====== Records to use
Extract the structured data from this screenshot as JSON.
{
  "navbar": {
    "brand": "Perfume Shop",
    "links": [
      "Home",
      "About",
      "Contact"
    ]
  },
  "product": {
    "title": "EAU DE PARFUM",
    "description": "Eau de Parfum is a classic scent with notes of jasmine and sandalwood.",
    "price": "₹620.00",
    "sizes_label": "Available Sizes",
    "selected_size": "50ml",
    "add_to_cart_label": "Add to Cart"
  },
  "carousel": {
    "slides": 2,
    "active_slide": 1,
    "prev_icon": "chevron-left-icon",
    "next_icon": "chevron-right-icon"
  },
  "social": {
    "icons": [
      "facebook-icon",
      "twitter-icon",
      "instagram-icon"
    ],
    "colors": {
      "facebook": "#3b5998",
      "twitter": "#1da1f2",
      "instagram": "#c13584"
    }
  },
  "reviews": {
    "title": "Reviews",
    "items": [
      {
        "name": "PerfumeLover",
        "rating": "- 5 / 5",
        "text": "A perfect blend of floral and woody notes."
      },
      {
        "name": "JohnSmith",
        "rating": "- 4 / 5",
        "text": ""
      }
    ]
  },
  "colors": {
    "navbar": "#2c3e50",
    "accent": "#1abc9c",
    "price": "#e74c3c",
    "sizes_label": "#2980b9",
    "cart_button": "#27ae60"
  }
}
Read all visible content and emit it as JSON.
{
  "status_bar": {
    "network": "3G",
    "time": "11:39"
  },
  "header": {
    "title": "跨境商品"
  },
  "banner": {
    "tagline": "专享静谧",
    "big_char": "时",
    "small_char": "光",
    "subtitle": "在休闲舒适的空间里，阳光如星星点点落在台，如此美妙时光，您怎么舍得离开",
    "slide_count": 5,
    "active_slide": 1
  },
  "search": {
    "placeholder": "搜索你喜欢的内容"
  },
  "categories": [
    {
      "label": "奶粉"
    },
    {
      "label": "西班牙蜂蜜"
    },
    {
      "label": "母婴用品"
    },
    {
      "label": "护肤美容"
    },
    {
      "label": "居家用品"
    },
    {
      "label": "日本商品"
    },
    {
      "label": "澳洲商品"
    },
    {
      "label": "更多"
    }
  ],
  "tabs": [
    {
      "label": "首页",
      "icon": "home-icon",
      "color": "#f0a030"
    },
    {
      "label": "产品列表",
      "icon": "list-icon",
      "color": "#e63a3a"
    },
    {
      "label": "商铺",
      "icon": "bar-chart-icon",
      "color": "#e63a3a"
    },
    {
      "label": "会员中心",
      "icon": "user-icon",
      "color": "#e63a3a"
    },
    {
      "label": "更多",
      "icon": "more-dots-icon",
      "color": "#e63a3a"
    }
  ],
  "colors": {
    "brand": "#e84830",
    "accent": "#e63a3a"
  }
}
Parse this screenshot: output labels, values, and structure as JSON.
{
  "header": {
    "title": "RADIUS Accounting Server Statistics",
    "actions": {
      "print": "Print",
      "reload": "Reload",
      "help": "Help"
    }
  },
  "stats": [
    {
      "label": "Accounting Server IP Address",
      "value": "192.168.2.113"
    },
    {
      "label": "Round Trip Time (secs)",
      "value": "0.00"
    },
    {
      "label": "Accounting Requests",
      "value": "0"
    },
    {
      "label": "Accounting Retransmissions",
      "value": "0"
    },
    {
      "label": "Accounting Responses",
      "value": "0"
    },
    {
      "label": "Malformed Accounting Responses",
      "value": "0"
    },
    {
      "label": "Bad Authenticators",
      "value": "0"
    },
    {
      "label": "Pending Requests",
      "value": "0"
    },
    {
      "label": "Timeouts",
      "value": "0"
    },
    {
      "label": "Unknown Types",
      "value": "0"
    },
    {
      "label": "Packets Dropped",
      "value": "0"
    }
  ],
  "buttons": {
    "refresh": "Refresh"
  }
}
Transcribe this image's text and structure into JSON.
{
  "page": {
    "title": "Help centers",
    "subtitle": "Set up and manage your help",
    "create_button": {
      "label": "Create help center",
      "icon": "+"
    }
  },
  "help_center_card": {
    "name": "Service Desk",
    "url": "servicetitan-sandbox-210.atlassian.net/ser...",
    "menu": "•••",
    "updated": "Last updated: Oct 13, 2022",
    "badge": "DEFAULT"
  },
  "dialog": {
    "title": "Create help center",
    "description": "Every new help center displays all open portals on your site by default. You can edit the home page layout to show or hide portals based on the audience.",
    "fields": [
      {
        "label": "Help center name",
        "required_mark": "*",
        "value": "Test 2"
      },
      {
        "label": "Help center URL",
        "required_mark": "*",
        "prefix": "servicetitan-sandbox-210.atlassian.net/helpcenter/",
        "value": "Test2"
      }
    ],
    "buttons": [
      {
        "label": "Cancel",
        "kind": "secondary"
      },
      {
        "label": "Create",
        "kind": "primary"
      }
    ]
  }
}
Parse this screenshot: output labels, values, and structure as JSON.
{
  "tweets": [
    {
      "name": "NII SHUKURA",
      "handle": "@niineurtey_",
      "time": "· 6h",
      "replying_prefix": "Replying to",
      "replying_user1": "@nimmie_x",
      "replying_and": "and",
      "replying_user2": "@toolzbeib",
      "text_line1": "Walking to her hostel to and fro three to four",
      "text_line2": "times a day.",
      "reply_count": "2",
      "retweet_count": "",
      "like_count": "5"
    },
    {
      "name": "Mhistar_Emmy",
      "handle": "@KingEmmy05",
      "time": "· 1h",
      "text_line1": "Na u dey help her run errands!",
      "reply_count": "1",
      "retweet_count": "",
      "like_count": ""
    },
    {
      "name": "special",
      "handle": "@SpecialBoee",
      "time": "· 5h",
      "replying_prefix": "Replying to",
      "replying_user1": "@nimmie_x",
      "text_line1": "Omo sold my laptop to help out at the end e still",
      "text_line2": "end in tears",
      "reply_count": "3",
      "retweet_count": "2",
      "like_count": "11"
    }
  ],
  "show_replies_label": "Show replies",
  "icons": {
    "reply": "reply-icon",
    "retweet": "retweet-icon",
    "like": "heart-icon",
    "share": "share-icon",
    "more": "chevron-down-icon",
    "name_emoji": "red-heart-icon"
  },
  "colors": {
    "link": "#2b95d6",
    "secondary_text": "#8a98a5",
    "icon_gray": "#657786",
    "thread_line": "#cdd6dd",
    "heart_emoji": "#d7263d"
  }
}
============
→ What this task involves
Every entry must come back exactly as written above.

→ Answer below
Extract the structured data from this screenshot as JSON.
{
  "navbar": {
    "brand": "Perfume Shop",
    "links": [
      "Home",
      "About",
      "Contact"
    ]
  },
  "product": {
    "title": "EAU DE PARFUM",
    "description": "Eau de Parfum is a classic scent with notes of jasmine and sandalwood.",
    "price": "₹620.00",
    "sizes_label": "Available Sizes",
    "selected_size": "50ml",
    "add_to_cart_label": "Add to Cart"
  },
  "carousel": {
    "slides": 2,
    "active_slide": 1,
    "prev_icon": "chevron-left-icon",
    "next_icon": "chevron-right-icon"
  },
  "social": {
    "icons": [
      "facebook-icon",
      "twitter-icon",
      "instagram-icon"
    ],
    "colors": {
      "facebook": "#3b5998",
      "twitter": "#1da1f2",
      "instagram": "#c13584"
    }
  },
  "reviews": {
    "title": "Reviews",
    "items": [
      {
        "name": "PerfumeLover",
        "rating": "- 5 / 5",
        "text": "A perfect blend of floral and woody notes."
      },
      {
        "name": "JohnSmith",
        "rating": "- 4 / 5",
        "text": ""
      }
    ]
  },
  "colors": {
    "navbar": "#2c3e50",
    "accent": "#1abc9c",
    "price": "#e74c3c",
    "sizes_label": "#2980b9",
    "cart_button": "#27ae60"
  }
}
Read all visible content and emit it as JSON.
{
  "status_bar": {
    "network": "3G",
    "time": "11:39"
  },
  "header": {
    "title": "跨境商品"
  },
  "banner": {
    "tagline": "专享静谧",
    "big_char": "时",
    "small_char": "光",
    "subtitle": "在休闲舒适的空间里，阳光如星星点点落在台，如此美妙时光，您怎么舍得离开",
    "slide_count": 5,
    "active_slide": 1
  },
  "search": {
    "placeholder": "搜索你喜欢的内容"
  },
  "categories": [
    {
      "label": "奶粉"
    },
    {
      "label": "西班牙蜂蜜"
    },
    {
      "label": "母婴用品"
    },
    {
      "label": "护肤美容"
    },
    {
      "label": "居家用品"
    },
    {
      "label": "日本商品"
    },
    {
      "label": "澳洲商品"
    },
    {
      "label": "更多"
    }
  ],
  "tabs": [
    {
      "label": "首页",
      "icon": "home-icon",
      "color": "#f0a030"
    },
    {
      "label": "产品列表",
      "icon": "list-icon",
      "color": "#e63a3a"
    },
    {
      "label": "商铺",
      "icon": "bar-chart-icon",
      "color": "#e63a3a"
    },
    {
      "label": "会员中心",
      "icon": "user-icon",
      "color": "#e63a3a"
    },
    {
      "label": "更多",
      "icon": "more-dots-icon",
      "color": "#e63a3a"
    }
  ],
  "colors": {
    "brand": "#e84830",
    "accent": "#e63a3a"
  }
}
Parse this screenshot: output labels, values, and structure as JSON.
{
  "header": {
    "title": "RADIUS Accounting Server Statistics",
    "actions": {
      "print": "Print",
      "reload": "Reload",
      "help": "Help"
    }
  },
  "stats": [
    {
      "label": "Accounting Server IP Address",
      "value": "192.168.2.113"
    },
    {
      "label": "Round Trip Time (secs)",
      "value": "0.00"
    },
    {
      "label": "Accounting Requests",
      "value": "0"
    },
    {
      "label": "Accounting Retransmissions",
      "value": "0"
    },
    {
      "label": "Accounting Responses",
      "value": "0"
    },
    {
      "label": "Malformed Accounting Responses",
      "value": "0"
    },
    {
      "label": "Bad Authenticators",
      "value": "0"
    },
    {
      "label": "Pending Requests",
      "value": "0"
    },
    {
      "label": "Timeouts",
      "value": "0"
    },
    {
      "label": "Unknown Types",
      "value": "0"
    },
    {
      "label": "Packets Dropped",
      "value": "0"
    }
  ],
  "buttons": {
    "refresh": "Refresh"
  }
}
Transcribe this image's text and structure into JSON.
{
  "page": {
    "title": "Help centers",
    "subtitle": "Set up and manage your help",
    "create_button": {
      "label": "Create help center",
      "icon": "+"
    }
  },
  "help_center_card": {
    "name": "Service Desk",
    "url": "servicetitan-sandbox-210.atlassian.net/ser...",
    "menu": "•••",
    "updated": "Last updated: Oct 13, 2022",
    "badge": "DEFAULT"
  },
  "dialog": {
    "title": "Create help center",
    "description": "Every new help center displays all open portals on your site by default. You can edit the home page layout to show or hide portals based on the audience.",
    "fields": [
      {
        "label": "Help center name",
        "required_mark": "*",
        "value": "Test 2"
      },
      {
        "label": "Help center URL",
        "required_mark": "*",
        "prefix": "servicetitan-sandbox-210.atlassian.net/helpcenter/",
        "value": "Test2"
      }
    ],
    "buttons": [
      {
        "label": "Cancel",
        "kind": "secondary"
      },
      {
        "label": "Create",
        "kind": "primary"
      }
    ]
  }
}
Parse this screenshot: output labels, values, and structure as JSON.
{
  "tweets": [
    {
      "name": "NII SHUKURA",
      "handle": "@niineurtey_",
      "time": "· 6h",
      "replying_prefix": "Replying to",
      "replying_user1": "@nimmie_x",
      "replying_and": "and",
      "replying_user2": "@toolzbeib",
      "text_line1": "Walking to her hostel to and fro three to four",
      "text_line2": "times a day.",
      "reply_count": "2",
      "retweet_count": "",
      "like_count": "5"
    },
    {
      "name": "Mhistar_Emmy",
      "handle": "@KingEmmy05",
      "time": "· 1h",
      "text_line1": "Na u dey help her run errands!",
      "reply_count": "1",
      "retweet_count": "",
      "like_count": ""
    },
    {
      "name": "special",
      "handle": "@SpecialBoee",
      "time": "· 5h",
      "replying_prefix": "Replying to",
      "replying_user1": "@nimmie_x",
      "text_line1": "Omo sold my laptop to help out at the end e still",
      "text_line2": "end in tears",
      "reply_count": "3",
      "retweet_count": "2",
      "like_count": "11"
    }
  ],
  "show_replies_label": "Show replies",
  "icons": {
    "reply": "reply-icon",
    "retweet": "retweet-icon",
    "like": "heart-icon",
    "share": "share-icon",
    "more": "chevron-down-icon",
    "name_emoji": "red-heart-icon"
  },
  "colors": {
    "link": "#2b95d6",
    "secondary_text": "#8a98a5",
    "icon_gray": "#657786",
    "thread_line": "#cdd6dd",
    "heart_emoji": "#d7263d"
  }
}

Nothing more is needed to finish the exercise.